A small fish that packs a punch

Western mosquitofish, Gambusia affinis

The Western mosquitofish (Gambusia affinis) is a fish in the order Cyprinodontiformes that is non-native to California.  This little fish is native to the central United States, including the Mississippi River drainage, and its southern extent reaches the Gulf Coast of northeastern Mexico. The species has been widely distributed throughout the United States and world, primarily for mosquito control (Schleier III et al. 2008). Mosquitofish were introduced to California in 1922 (Moyle 2002), and have since become widespread. At  FISHBIO, we occasionally capture them during our rotary screw trap operations and seining surveys in California waterways, such as in the Sacramento River.
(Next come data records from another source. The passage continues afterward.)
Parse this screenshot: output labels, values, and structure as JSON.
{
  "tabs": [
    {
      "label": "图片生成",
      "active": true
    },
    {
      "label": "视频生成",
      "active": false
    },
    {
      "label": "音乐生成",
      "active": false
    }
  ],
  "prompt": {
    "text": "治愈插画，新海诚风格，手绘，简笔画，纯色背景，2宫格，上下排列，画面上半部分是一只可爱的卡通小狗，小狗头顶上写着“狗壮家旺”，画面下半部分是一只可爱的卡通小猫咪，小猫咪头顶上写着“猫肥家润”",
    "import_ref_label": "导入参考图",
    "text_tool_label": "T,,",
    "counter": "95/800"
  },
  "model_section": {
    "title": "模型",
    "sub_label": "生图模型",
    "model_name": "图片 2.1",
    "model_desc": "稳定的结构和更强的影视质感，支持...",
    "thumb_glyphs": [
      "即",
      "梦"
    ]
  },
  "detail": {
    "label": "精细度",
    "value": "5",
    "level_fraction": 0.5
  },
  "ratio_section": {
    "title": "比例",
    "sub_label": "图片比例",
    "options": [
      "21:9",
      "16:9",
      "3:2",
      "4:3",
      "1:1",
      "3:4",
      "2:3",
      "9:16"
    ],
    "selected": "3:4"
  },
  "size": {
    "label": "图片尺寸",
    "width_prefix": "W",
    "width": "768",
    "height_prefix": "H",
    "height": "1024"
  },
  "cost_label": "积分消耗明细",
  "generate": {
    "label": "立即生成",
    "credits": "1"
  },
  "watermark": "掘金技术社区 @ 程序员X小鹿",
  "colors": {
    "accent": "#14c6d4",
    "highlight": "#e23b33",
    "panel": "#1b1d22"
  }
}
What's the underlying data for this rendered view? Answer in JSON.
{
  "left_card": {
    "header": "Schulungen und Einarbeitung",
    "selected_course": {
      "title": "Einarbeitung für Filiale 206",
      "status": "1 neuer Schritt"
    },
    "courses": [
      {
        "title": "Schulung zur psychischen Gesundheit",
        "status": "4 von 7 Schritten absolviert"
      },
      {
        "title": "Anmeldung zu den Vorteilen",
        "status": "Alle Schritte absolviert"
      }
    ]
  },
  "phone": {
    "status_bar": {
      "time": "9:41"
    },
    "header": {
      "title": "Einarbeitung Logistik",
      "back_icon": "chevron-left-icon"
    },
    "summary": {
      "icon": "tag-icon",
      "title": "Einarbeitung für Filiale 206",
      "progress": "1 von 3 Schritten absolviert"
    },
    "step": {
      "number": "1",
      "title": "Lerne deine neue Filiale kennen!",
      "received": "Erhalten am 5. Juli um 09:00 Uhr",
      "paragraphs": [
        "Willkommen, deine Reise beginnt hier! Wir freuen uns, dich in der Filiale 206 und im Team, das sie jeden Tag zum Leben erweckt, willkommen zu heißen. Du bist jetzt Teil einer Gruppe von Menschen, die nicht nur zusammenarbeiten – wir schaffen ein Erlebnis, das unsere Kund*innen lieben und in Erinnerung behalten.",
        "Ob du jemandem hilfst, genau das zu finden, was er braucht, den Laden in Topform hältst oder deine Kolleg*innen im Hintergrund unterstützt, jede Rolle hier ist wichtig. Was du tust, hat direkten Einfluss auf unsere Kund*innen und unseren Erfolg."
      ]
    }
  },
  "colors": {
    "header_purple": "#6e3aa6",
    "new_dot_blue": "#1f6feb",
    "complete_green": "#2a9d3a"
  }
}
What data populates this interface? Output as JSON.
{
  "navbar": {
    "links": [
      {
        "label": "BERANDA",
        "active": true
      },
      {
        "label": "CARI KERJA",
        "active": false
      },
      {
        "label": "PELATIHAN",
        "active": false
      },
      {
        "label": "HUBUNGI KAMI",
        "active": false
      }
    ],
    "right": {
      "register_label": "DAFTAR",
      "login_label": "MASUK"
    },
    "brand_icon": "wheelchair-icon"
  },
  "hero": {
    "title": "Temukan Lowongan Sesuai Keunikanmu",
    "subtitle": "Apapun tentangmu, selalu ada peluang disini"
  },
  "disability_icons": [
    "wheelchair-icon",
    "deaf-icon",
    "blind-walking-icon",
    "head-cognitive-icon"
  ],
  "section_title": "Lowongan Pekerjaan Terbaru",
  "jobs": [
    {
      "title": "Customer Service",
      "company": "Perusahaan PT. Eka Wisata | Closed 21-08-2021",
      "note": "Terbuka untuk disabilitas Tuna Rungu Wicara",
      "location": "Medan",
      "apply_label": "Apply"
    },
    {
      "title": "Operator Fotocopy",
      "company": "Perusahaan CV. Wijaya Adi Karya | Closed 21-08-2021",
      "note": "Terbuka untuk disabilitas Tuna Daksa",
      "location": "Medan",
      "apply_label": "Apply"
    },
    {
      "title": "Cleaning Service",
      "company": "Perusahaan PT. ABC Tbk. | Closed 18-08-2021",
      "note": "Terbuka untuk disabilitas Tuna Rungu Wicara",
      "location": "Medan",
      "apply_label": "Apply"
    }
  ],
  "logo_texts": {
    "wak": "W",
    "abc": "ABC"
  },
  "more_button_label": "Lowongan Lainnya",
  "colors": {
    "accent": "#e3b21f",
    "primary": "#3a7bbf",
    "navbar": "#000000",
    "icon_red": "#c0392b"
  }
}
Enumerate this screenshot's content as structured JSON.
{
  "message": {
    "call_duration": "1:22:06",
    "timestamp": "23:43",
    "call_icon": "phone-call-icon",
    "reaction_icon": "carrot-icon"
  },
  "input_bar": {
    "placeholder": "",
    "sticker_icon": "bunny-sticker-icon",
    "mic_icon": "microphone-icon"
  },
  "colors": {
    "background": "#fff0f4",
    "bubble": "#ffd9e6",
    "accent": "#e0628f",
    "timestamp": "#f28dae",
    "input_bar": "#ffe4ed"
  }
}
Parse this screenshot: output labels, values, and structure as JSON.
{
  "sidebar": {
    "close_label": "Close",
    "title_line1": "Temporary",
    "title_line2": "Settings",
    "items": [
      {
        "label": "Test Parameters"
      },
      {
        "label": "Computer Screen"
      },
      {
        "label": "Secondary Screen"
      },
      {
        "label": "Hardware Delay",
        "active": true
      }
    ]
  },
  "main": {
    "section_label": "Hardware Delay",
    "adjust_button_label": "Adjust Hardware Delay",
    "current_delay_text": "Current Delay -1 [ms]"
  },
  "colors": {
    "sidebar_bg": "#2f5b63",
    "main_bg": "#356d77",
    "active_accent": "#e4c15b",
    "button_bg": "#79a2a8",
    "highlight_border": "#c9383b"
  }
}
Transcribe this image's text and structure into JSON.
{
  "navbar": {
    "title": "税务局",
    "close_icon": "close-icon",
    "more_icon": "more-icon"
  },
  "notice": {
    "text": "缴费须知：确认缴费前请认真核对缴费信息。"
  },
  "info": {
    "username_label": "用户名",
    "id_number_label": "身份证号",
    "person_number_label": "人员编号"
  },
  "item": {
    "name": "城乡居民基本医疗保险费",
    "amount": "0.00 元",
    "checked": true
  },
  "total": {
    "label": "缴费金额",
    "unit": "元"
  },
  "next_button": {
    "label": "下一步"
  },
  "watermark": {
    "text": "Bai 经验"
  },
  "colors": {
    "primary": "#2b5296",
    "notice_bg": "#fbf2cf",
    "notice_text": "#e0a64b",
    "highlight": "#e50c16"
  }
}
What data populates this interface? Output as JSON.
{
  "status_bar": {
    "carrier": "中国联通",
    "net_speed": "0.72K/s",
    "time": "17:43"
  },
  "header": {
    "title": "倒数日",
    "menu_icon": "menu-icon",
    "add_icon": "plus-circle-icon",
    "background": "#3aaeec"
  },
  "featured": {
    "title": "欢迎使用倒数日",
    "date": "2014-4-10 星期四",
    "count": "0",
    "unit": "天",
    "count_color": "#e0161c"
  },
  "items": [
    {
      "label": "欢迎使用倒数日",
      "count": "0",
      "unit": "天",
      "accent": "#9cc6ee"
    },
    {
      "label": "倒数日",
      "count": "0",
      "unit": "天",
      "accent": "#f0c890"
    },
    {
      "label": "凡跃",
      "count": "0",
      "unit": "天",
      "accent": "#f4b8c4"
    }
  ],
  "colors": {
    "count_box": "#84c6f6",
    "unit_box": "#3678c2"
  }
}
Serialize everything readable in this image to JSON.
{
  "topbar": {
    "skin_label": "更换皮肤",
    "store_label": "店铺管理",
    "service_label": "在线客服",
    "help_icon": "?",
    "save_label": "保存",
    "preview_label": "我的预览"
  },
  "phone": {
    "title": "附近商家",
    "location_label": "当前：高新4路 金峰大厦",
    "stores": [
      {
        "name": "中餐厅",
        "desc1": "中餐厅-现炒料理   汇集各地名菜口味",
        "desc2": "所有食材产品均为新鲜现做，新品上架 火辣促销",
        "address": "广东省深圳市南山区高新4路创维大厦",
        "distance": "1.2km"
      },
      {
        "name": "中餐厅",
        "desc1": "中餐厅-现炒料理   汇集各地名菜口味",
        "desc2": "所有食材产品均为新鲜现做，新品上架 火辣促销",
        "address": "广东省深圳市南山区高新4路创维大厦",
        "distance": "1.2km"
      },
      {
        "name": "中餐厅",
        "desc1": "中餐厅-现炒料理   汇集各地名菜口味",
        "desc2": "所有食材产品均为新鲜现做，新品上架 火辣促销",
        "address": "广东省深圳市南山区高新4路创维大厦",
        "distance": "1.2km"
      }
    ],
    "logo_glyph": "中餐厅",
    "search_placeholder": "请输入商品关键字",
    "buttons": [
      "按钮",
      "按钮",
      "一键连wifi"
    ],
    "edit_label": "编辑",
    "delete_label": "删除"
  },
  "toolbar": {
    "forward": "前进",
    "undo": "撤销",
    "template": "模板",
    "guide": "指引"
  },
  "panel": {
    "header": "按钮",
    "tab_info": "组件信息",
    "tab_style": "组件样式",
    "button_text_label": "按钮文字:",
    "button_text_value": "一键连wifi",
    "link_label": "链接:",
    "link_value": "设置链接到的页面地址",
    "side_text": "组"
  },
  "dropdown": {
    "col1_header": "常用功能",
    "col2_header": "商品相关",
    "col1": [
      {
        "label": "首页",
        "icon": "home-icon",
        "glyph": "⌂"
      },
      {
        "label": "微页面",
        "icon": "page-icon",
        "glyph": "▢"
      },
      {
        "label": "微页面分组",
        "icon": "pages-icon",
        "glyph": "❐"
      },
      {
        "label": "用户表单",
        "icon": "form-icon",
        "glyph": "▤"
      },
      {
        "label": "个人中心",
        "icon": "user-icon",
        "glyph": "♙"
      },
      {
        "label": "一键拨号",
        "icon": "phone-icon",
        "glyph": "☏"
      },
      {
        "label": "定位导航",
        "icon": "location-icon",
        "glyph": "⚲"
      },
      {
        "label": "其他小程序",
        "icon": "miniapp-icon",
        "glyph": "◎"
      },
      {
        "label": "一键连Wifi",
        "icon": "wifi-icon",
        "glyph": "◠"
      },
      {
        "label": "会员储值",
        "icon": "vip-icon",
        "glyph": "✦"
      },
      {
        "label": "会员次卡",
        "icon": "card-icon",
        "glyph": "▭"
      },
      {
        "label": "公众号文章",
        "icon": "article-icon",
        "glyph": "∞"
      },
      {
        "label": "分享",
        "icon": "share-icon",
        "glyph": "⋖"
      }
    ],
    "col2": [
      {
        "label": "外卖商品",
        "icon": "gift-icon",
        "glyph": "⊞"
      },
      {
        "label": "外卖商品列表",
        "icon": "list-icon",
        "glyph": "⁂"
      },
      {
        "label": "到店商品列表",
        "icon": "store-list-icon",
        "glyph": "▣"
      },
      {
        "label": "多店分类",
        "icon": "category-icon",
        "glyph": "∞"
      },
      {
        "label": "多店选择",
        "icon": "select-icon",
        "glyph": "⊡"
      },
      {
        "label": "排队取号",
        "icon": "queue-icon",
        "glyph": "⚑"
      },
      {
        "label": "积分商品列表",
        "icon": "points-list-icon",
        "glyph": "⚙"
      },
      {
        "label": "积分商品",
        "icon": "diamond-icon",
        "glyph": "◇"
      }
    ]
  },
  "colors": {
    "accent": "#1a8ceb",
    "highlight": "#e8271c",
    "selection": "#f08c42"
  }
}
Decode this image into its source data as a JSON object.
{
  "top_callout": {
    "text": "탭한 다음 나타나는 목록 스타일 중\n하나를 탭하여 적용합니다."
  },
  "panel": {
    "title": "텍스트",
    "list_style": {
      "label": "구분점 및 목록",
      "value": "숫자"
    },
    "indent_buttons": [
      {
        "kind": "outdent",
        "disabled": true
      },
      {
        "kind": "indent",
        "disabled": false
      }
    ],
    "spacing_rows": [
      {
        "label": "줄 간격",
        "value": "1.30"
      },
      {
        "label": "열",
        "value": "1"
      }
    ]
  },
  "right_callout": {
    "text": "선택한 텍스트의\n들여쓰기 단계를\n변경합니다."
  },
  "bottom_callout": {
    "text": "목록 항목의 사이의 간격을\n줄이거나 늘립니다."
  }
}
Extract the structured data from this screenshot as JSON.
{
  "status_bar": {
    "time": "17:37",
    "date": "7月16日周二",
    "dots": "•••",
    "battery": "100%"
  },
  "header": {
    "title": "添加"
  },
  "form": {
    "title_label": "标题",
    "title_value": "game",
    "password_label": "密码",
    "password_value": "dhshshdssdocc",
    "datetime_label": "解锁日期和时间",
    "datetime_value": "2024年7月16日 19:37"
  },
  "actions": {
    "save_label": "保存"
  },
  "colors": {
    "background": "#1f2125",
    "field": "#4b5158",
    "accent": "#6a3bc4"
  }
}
While their name implies that these fish specialize in eating mosquito larvae, they often seek out other prey items when available, including aquatic macroinvertebrates, eggs of both fish and amphibians, algae, and fishes – including other mosquitofish (Schleier III 2008). Though small in size with a maximum total length of about 7 cm, these fish can pack an ecological punch, and have created large impacts to ecosystems where they have been introduced. The Western mosquitofish is a voracious predator, and has contributed to the extirpation of fish species such as the Sonoran topminnow, Poeciliopsis occidentalis (Meffe 1983). They are also believed to indirectly cause water quality degradation through their selective feeding on zooplankton, which results in algae blooms (Hulbert et al. 1972).

The Western mosquitofish is still distributed for mosquito control to the public in many states and some counties in California, such as San Diego County and Orange County. These counties warn that mosquitofish should only be used for at-home ponds and pools, and should never be released in any natural waterways. Nevertheless, the mosquitofish has already established itself as part of California’s freshwater fauna.